If you’ve posted a particularly sticky problem on FixMyTransport, you have probably received a comment from one of our friendly volunteers. Like faithful butlers, they can also be summoned at the touch of a button – in this case, our ‘ask for further advice’ button, which you can see on any campaign page that you have created.
We’ve just published a page on the main mySociety website (mySociety being the organisation that created and maintains FixMyTransport) explaining a bit more about becoming a volunteer – and we’ve included short profiles of some of the team.
Our volunteers have plenty more to say than we can fit onto that page, though, so we thought we’d introduce them more fully here on the FixMyTransport blog, starting with Peter.
Like many volunteers across all mySociety’s sites, Peter has followed his interests to shape his own role. Here’s how he talks about his experience as a FixMyTransport ‘anorak’.
“As a volunteer, I keep an eye on the most recently updated issues. I try to think about these issues from the operator’s perspective and ask users to clarify anything that needs it. A great benefit of social media is that, when appropriate, comments from users can be referred to operators instantaneously.
“On an ad hoc basis, I am currently reviewing our bus stop issues and encouraging users to come back to us with an update. They are a really quick win with most of them concerning repairs (broken glass or bus stop flags) or the quality of timetable information. These are really cheap and easy to sort out compared to the provision of new buses or additional train carriages.
“The responsibility for bus stops and shelters is so varied, and I am currently emailing councils to find out who is the best contact for these types of issue. Some areas are really simple with just one email address covering a whole county, whilst others are frustratingly difficult. I would encourage all of those involved with this valuable asset to keep things simple to minimise the amount of contact.”
How much time does Peter spend on his FixMyTransport volunteer work? “My partner would argue that it is too much time (“too true!”), but I think it would be fair to say that I spend around five hours per week on the website at least. A lot of it depends on what is going on. If there is nothing going on and the emails are quiet, I will not be on the site for long. If there is plenty to do, I am happy to chip in. It expands to fill any time you have available to it but it doesn’t take over if there are other things going on.
“I think my favourite aspect of the work is showing a FixMyTransport user the opportunities available to take their issue to other authorities. It is amazing how many people are frustrated by their local bus operator or a bus stop that is damaged but they do not know who to turn to. Thanks to the experience we have, we can show them the opportunities available and make it easier.
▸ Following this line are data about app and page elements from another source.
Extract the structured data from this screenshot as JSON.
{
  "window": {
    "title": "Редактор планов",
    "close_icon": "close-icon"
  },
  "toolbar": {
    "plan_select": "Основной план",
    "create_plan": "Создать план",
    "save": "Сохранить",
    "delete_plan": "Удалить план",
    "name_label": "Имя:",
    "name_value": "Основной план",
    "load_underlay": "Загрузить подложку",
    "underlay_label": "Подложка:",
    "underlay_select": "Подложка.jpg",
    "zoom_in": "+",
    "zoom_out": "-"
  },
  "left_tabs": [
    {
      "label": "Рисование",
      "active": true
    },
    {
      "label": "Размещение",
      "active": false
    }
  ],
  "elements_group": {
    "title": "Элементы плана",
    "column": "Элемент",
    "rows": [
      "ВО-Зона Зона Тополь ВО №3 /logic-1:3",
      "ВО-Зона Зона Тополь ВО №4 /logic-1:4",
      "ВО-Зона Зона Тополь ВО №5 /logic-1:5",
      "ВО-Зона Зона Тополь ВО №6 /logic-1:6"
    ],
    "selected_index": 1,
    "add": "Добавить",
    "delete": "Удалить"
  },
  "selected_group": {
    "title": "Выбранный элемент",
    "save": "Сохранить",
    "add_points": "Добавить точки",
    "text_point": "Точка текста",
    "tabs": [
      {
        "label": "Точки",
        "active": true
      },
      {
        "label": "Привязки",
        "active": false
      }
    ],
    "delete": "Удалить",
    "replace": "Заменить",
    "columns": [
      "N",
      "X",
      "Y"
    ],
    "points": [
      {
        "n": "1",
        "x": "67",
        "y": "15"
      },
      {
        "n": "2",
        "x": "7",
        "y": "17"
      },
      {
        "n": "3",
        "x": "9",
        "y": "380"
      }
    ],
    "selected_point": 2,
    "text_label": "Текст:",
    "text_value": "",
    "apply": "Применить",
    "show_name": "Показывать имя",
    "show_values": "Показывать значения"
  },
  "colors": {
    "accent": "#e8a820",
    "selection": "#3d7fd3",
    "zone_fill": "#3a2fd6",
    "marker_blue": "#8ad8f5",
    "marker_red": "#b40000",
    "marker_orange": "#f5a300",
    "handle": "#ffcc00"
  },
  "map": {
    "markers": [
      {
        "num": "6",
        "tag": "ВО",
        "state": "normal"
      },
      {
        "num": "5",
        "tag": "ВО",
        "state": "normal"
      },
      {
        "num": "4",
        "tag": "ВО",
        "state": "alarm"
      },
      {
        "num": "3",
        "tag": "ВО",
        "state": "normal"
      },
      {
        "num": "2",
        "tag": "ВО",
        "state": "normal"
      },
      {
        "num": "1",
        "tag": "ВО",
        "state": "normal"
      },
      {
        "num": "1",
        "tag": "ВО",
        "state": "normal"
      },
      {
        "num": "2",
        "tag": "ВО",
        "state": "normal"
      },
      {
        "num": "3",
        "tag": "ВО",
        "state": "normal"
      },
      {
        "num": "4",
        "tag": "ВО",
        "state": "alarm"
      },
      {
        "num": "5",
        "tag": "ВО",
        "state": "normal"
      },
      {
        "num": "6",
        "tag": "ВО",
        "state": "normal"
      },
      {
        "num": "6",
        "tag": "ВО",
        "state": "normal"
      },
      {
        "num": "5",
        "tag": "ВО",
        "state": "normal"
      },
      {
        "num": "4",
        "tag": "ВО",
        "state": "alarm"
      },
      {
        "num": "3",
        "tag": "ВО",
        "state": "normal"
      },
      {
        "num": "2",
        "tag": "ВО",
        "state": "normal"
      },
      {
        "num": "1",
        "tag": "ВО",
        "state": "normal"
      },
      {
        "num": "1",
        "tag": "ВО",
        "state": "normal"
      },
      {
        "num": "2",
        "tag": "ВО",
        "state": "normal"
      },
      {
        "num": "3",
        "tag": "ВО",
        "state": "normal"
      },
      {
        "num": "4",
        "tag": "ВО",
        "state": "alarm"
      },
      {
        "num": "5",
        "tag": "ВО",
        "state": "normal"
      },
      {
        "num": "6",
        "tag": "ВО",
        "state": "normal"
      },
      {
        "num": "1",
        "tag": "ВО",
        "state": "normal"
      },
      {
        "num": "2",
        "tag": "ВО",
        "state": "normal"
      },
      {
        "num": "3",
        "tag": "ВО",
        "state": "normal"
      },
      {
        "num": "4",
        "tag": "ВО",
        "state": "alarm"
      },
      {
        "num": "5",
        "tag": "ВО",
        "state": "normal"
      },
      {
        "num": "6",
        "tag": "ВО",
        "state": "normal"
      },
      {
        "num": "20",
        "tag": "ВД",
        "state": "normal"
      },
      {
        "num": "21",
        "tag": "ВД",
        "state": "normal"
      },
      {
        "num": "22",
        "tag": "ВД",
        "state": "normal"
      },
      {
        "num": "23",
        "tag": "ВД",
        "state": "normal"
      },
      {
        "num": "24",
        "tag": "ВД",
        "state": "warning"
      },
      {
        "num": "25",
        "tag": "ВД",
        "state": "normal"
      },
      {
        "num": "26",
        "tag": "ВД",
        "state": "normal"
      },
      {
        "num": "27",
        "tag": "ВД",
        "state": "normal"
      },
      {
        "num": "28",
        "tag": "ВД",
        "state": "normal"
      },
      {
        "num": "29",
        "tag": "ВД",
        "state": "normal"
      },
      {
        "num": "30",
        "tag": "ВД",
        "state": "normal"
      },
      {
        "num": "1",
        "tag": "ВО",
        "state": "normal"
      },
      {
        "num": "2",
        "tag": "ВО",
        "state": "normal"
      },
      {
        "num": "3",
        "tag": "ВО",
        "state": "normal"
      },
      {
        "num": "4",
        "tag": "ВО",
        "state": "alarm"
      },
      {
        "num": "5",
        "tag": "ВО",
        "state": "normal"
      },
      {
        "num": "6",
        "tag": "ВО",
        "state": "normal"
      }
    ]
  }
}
It is great to support users and show them that they are not alone with the problems that bug them.
“At university I undertook a dissertation that demonstrated to me that passengers really want some friendly support when they are using public transport, particularly when they encounter issues with it. I stumbled across FixMyTransport while finding news stories for a website I was working on, and found it a great opportunity to use my experience to help users get more information. The set up has been fantastic and we have helped users understand some of the developments occurring on their local services. We are helping to turn passengers into informed customers. Whilst informed customers are harder to satisfy, they are great ambassadors for operators when they are kept informed – and they provide a good opportunity for operators to get views from people who use their services.”
Like all the FixMyTransport team, Peter is a frequent user of public transport. “My favourite route is one that gets me to my destination in comfort and on time! But a specific one should be the Settle and Carlisle line which has done amazingly. It is hard to believe that just 25 years ago, the line was under threat of closure.”
Read more about volunteering for FixMyTransport, or for other mySociety sites.
Or find out some low-effort ways to help us with our work!
Image credit: Broken Bus Stop by Lee J Haywood